It is important to recognize that Buddhism is a religion that is practiced worldwide; according to the Pew Research Center, over 488 million people practice Buddhism around the world as of 2010. At the same time, the large majority of practicing Buddhists are in Southeast Asia, primarily countries that are economically centered on the exportation of raw materials to the West and tourism--which equates to a lot of foreign influence.

One can also make the argument that the increase in tourism related to Buddhism in Thailand and the rest of Southeast Asia actually does more good than harm. The increasing amount of foreigners allows for greater cultural exchange and provides awareness about the religion to foreigners. In turn, the increased tourism provides a major boost to the Thai economy.
However, when tourists coming to Thailand for Buddhist experiences use aspects of these practices, it takes away from the original people's culture--even if no one seems to be offended by the appropriation.

Within Thailand specifically, there is a large population of people that have been historically marginalized, notably those from the northeastern region, called "Isaan." These people are increasingly working in Bangkok and southern Thailand as a means to earn a higher income than an agrarian lifestyle.

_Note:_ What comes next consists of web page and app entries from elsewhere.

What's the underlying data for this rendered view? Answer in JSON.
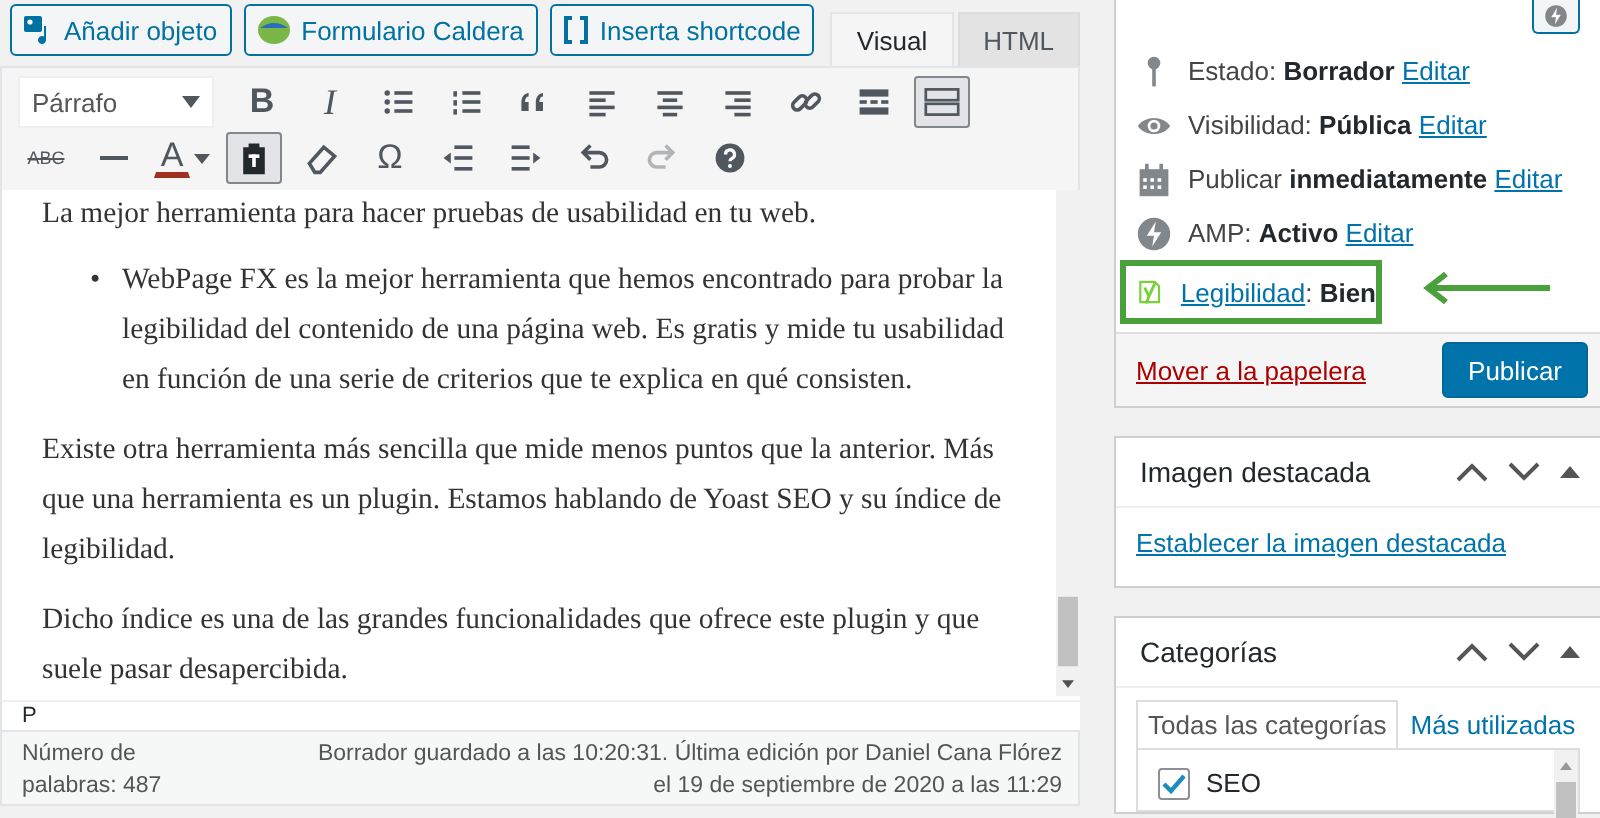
{
  "media_buttons": [
    {
      "kind": "media",
      "label": "Añadir objeto"
    },
    {
      "kind": "caldera",
      "label": "Formulario Caldera"
    },
    {
      "kind": "shortcode",
      "label": "Inserta shortcode"
    }
  ],
  "editor_tabs": [
    {
      "label": "Visual",
      "selected": true
    },
    {
      "label": "HTML",
      "selected": false
    }
  ],
  "toolbar": {
    "format_select": "Párrafo",
    "row_1": [
      {
        "kind": "text",
        "label": "B",
        "pressed": false,
        "disabled": false
      },
      {
        "kind": "text",
        "label": "I",
        "pressed": false,
        "disabled": false
      },
      {
        "kind": "icon",
        "pressed": false,
        "disabled": false
      },
      {
        "kind": "icon",
        "pressed": false,
        "disabled": false
      },
      {
        "kind": "icon",
        "pressed": false,
        "disabled": false
      },
      {
        "kind": "icon",
        "pressed": false,
        "disabled": false
      },
      {
        "kind": "icon",
        "pressed": false,
        "disabled": false
      },
      {
        "kind": "icon",
        "pressed": false,
        "disabled": false
      },
      {
        "kind": "icon",
        "pressed": false,
        "disabled": false
      },
      {
        "kind": "icon",
        "pressed": false,
        "disabled": false
      },
      {
        "kind": "icon",
        "pressed": true,
        "disabled": false
      }
    ],
    "row_2": [
      {
        "kind": "text",
        "label": "ABC",
        "pressed": false,
        "disabled": false
      },
      {
        "kind": "icon",
        "pressed": false,
        "disabled": false
      },
      {
        "kind": "color",
        "label": "A",
        "pressed": false,
        "disabled": false
      },
      {
        "kind": "icon",
        "pressed": true,
        "disabled": false
      },
      {
        "kind": "icon",
        "pressed": false,
        "disabled": false
      },
      {
        "kind": "text",
        "label": "Ω",
        "pressed": false,
        "disabled": false
      },
      {
        "kind": "icon",
        "pressed": false,
        "disabled": false
      },
      {
        "kind": "icon",
        "pressed": false,
        "disabled": false
      },
      {
        "kind": "icon",
        "pressed": false,
        "disabled": false
      },
      {
        "kind": "icon",
        "pressed": false,
        "disabled": true
      },
      {
        "kind": "icon",
        "pressed": false,
        "disabled": false
      }
    ]
  },
  "content": [
    {
      "kind": "paragraph",
      "text": "La mejor herramienta para hacer pruebas de usabilidad en tu web."
    },
    {
      "kind": "bullet",
      "marker": "•",
      "text": "WebPage FX es la mejor herramienta que hemos encontrado para probar la legibilidad del contenido de una página web. Es gratis y mide tu usabilidad en función de una serie de criterios que te explica en qué consisten."
    },
    {
      "kind": "paragraph",
      "text": "Existe otra herramienta más sencilla que mide menos puntos que la anterior. Más que una herramienta es un plugin. Estamos hablando de Yoast SEO y su índice de legibilidad."
    },
    {
      "kind": "paragraph",
      "text": "Dicho índice es una de las grandes funcionalidades que ofrece este plugin y que suele pasar desapercibida."
    }
  ],
  "path": "P",
  "status_bar": {
    "word_count": "Número de palabras: 487",
    "save_info": "Borrador guardado a las 10:20:31. Última edición por Daniel Cana Flórez el 19 de septiembre de 2020 a las 11:29"
  },
  "publish": {
    "rows": [
      {
        "kind": "status",
        "label": "Estado:",
        "value": "Borrador",
        "link": "Editar",
        "highlighted": false
      },
      {
        "kind": "status",
        "label": "Visibilidad:",
        "value": "Pública",
        "link": "Editar",
        "highlighted": false
      },
      {
        "kind": "status",
        "label": "Publicar",
        "value": "inmediatamente",
        "link": "Editar",
        "highlighted": false
      },
      {
        "kind": "status",
        "label": "AMP:",
        "value": "Activo",
        "link": "Editar",
        "highlighted": false
      },
      {
        "kind": "readability",
        "link": "Legibilidad",
        "separator": ":",
        "value": "Bien",
        "highlighted": true
      }
    ],
    "trash_link": "Mover a la papelera",
    "publish_button": "Publicar"
  },
  "featured_image": {
    "title": "Imagen destacada",
    "link": "Establecer la imagen destacada"
  },
  "categories": {
    "title": "Categorías",
    "tabs": [
      {
        "label": "Todas las categorías",
        "selected": true
      },
      {
        "label": "Más utilizadas",
        "selected": false
      }
    ],
    "items": [
      {
        "label": "SEO",
        "checked": true
      }
    ]
  }
}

The way tourists are currently engaging with Buddhism in Thailand appropriates traditional cultural practices and further marginalizes the people of Isaan.

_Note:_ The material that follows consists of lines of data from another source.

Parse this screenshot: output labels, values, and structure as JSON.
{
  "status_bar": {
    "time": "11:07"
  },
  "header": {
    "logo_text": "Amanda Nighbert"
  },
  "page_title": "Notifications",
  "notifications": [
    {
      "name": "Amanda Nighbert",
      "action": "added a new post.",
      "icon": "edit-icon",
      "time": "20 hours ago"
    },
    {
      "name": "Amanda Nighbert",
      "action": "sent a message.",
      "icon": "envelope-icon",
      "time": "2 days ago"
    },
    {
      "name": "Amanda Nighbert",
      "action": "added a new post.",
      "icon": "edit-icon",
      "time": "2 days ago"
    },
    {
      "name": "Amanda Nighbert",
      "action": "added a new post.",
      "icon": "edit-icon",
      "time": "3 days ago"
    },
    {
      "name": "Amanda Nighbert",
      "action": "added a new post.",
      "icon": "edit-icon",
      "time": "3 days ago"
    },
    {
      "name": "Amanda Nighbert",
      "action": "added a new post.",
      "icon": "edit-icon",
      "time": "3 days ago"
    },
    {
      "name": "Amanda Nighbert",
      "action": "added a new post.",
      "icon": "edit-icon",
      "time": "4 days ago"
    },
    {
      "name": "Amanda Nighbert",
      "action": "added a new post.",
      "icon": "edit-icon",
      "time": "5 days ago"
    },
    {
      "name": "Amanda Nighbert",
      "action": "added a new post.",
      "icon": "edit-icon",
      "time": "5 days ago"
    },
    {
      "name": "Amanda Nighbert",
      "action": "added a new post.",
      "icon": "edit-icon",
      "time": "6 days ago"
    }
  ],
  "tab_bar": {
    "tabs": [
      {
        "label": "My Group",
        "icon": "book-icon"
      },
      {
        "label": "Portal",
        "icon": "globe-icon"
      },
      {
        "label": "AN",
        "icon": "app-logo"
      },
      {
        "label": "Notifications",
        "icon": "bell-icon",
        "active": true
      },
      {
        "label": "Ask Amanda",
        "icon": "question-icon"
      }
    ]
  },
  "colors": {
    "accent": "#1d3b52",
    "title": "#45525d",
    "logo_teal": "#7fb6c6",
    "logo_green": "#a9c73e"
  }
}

As the National Council of Peace and Order (NCPO), the military government that took over in 2014, continually encourage foreigners coming to Thailand, the trend of tourism related to seeking out "spiritual" Buddhist experiences will also increase. It is critical then, to constantly evaluate one's behavior as a tourist in Thailand--to be able to engage and exchange culturally without appropriating Buddhist traditions. If the trend of appropriation decreases, it might have an impact on the commercialized Buddhism that many people visiting Thailand see today. As ethical tourists going to Thailand, we can leverage our privilege and make a difference in how we interact with Buddhism, subsequently affecting how the Thai government perceives religious tourism.